Start of Records for the exercise
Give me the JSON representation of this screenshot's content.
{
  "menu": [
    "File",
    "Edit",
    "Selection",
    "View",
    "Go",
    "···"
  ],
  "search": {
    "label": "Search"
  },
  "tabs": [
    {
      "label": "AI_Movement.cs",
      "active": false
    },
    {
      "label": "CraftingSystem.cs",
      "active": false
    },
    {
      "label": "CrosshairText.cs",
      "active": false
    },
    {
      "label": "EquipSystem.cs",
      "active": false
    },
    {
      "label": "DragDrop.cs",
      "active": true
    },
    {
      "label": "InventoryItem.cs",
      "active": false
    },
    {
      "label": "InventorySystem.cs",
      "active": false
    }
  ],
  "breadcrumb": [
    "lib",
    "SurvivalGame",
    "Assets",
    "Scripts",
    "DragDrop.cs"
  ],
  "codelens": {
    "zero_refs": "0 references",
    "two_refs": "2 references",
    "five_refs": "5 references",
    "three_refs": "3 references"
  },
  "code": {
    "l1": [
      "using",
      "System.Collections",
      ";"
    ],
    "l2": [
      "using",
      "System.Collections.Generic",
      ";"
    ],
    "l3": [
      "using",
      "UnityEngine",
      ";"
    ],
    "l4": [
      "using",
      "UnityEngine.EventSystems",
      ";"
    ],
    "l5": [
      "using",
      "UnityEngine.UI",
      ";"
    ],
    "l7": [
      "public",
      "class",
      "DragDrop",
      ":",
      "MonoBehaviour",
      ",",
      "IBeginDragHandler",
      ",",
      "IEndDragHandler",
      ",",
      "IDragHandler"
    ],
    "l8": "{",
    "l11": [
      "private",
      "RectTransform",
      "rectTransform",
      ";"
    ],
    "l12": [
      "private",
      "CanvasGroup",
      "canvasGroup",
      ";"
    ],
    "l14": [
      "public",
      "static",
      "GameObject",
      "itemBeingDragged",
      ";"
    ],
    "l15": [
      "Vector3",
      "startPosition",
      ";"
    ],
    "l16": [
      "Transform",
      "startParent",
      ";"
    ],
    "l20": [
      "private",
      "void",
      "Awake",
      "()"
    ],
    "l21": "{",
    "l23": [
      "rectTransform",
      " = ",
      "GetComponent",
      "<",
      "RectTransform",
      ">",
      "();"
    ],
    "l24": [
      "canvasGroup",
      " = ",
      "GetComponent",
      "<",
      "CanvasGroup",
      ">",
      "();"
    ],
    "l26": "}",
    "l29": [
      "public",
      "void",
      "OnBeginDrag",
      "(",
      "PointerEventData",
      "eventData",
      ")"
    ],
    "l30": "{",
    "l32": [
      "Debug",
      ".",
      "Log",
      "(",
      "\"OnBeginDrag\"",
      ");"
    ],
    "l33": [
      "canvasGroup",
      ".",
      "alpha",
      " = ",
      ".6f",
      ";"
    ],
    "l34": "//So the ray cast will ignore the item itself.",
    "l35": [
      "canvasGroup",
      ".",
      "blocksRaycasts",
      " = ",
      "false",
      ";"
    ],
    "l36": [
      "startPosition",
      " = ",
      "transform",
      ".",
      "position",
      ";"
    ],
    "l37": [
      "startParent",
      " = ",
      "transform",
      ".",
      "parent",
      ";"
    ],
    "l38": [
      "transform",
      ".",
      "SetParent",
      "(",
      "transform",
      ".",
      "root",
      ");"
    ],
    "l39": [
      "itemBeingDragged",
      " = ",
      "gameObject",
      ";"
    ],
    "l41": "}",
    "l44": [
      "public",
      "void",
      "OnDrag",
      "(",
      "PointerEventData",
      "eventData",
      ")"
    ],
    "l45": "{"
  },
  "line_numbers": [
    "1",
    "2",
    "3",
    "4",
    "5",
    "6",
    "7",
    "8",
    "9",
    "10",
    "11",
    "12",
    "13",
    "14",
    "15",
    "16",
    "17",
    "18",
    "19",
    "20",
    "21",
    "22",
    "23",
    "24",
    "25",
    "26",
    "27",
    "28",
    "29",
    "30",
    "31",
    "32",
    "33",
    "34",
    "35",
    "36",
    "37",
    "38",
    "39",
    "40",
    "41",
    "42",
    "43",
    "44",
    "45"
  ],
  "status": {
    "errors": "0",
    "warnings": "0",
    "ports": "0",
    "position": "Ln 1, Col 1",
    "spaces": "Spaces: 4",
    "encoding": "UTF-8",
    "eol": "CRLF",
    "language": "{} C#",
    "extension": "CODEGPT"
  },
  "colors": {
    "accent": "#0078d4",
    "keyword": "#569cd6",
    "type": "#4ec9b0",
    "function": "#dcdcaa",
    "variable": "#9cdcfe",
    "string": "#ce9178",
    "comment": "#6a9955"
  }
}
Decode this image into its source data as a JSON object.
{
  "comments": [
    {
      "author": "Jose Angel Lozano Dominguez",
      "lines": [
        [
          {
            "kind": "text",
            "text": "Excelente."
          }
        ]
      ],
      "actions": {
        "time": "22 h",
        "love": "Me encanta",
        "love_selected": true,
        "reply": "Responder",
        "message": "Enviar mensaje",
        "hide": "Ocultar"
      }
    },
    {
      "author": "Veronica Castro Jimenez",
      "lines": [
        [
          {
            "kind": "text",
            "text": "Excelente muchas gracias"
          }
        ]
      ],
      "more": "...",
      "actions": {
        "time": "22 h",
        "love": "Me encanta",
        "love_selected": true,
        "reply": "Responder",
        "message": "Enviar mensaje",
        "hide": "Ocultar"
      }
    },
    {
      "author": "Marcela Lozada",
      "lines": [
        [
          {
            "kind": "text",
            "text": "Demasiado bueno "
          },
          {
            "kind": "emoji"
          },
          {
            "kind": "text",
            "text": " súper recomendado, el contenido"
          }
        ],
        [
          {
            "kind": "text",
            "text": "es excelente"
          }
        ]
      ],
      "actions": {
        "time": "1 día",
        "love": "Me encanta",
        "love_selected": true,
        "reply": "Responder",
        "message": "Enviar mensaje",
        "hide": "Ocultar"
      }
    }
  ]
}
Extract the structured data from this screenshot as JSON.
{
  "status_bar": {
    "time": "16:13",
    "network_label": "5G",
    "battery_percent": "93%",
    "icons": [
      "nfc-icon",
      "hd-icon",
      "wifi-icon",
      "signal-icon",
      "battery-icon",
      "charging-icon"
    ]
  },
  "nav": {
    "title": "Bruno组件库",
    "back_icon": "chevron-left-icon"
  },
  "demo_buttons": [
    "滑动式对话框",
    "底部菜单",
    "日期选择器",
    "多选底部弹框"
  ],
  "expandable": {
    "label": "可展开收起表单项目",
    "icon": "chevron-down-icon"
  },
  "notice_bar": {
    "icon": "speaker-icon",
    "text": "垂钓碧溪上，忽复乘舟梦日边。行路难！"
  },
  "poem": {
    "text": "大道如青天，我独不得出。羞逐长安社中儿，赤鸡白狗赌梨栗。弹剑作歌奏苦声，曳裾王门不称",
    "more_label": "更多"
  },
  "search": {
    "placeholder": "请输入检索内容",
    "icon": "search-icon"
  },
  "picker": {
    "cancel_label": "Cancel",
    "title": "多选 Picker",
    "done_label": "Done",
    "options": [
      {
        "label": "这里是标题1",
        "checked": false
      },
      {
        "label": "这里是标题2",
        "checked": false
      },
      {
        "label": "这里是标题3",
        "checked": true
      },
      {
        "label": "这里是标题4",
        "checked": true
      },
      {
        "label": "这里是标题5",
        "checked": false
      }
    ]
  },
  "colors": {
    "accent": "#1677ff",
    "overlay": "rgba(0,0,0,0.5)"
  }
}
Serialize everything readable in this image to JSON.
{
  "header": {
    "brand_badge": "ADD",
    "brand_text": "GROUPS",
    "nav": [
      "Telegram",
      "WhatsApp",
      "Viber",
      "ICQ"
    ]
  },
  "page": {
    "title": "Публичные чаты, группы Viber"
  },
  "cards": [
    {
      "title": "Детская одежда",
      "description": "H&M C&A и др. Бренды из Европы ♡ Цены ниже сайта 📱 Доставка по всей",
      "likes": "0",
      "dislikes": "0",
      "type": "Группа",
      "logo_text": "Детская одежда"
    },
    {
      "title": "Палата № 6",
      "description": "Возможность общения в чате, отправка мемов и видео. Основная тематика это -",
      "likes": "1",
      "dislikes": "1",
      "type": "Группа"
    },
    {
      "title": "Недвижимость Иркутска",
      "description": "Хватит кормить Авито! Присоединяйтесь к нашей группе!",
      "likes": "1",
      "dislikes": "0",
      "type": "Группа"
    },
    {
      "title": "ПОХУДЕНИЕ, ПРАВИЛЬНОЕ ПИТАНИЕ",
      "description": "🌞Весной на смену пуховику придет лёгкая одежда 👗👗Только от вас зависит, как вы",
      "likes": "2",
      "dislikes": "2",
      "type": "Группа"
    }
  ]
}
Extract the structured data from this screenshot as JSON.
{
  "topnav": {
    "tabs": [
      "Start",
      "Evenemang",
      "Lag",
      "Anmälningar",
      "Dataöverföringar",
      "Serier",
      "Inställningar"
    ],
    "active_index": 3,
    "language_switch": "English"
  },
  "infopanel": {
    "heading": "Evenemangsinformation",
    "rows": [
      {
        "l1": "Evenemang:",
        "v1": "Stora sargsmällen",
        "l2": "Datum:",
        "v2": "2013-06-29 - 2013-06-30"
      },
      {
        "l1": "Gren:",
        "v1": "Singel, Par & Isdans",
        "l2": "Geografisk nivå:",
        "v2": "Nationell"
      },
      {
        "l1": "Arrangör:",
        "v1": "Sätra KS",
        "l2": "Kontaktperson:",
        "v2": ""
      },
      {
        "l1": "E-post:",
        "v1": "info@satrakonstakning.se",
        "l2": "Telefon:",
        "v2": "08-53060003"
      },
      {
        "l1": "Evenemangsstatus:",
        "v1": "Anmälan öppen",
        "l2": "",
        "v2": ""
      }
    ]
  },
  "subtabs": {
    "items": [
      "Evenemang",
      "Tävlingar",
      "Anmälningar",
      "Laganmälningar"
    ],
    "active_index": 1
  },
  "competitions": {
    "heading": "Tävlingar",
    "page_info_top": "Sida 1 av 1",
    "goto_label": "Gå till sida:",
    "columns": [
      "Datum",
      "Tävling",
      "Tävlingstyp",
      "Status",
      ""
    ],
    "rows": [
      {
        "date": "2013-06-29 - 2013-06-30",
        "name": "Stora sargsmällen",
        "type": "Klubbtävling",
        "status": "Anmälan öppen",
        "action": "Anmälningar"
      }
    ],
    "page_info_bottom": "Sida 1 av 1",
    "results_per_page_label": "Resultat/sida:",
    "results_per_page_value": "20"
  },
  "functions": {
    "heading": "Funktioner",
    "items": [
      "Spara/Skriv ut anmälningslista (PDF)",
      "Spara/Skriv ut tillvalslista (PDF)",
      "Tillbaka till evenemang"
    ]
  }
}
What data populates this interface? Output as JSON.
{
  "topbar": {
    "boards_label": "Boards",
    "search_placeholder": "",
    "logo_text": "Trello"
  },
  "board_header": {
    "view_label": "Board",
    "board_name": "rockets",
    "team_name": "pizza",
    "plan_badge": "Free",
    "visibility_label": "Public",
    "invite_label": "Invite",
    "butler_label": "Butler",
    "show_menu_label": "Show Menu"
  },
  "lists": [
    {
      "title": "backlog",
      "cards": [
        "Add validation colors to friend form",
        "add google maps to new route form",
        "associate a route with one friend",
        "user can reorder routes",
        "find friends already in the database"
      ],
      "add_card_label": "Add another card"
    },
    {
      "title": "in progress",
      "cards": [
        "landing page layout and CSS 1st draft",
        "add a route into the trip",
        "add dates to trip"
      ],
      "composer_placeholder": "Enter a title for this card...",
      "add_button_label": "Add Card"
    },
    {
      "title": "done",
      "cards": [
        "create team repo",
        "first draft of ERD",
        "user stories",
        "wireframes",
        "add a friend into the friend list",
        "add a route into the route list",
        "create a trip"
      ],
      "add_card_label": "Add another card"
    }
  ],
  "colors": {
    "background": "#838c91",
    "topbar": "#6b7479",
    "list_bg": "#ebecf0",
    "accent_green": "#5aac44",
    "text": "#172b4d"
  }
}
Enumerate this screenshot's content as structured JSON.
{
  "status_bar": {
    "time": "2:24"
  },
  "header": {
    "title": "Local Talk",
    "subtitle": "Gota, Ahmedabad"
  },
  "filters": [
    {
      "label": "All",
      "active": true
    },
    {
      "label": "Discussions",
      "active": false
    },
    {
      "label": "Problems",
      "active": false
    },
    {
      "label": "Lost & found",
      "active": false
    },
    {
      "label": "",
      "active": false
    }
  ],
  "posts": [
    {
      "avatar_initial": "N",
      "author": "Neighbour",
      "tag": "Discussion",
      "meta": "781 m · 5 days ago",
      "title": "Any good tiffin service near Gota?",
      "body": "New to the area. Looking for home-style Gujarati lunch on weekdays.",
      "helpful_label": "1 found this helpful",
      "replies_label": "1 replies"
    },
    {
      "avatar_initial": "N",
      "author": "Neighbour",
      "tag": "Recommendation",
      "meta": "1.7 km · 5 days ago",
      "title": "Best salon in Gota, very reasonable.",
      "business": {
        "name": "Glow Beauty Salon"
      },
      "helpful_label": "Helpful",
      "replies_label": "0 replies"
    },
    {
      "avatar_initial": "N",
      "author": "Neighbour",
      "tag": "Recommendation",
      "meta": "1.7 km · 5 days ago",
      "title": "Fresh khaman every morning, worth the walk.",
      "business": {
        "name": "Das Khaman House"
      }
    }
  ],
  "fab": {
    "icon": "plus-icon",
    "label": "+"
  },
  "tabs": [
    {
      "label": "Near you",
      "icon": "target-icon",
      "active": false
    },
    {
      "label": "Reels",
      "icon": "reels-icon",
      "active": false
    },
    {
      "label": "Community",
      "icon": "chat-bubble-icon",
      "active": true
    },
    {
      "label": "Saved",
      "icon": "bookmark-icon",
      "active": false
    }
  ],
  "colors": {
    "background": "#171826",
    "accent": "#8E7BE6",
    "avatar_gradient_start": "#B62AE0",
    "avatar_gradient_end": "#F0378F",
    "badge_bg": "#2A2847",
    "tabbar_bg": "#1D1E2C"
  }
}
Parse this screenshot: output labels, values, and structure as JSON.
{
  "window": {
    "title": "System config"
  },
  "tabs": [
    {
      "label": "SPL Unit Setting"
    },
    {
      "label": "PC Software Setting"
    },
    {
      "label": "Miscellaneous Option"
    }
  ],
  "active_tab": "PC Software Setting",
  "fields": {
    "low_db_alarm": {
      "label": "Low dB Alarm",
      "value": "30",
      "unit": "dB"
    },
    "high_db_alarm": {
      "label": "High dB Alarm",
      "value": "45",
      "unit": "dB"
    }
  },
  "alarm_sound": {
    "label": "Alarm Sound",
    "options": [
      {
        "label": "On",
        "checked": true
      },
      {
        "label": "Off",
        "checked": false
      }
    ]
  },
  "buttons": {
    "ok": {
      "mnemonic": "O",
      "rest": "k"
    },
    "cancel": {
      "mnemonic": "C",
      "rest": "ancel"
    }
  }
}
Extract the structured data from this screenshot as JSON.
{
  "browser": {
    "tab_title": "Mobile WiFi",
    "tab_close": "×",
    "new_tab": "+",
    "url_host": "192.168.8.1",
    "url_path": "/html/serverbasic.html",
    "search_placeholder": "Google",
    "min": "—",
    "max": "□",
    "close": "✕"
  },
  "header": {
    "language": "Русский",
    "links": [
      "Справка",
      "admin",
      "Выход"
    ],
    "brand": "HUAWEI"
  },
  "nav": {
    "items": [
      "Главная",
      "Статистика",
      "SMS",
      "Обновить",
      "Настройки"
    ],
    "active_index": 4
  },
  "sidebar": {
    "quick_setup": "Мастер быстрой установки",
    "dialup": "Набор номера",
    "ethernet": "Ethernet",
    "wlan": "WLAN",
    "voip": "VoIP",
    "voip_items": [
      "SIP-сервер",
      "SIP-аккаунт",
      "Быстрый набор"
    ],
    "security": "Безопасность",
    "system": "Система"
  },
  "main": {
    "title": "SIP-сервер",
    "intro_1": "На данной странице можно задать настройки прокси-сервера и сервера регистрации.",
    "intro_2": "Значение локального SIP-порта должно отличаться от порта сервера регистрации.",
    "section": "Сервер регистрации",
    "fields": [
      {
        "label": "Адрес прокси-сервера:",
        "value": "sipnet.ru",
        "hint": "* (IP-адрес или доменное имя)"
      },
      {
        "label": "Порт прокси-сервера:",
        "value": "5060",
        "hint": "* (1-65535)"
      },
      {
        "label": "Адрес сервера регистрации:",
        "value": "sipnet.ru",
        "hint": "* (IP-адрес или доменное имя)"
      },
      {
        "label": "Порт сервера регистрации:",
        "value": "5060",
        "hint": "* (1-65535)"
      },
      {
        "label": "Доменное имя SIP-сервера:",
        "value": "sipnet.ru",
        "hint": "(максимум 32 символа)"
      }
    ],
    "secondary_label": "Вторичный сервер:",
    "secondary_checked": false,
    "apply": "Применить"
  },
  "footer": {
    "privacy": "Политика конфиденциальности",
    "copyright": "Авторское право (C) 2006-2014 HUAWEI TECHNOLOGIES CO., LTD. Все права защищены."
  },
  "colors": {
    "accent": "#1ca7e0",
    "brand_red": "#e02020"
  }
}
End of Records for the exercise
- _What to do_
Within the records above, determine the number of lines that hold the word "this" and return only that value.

- _The completed task_
11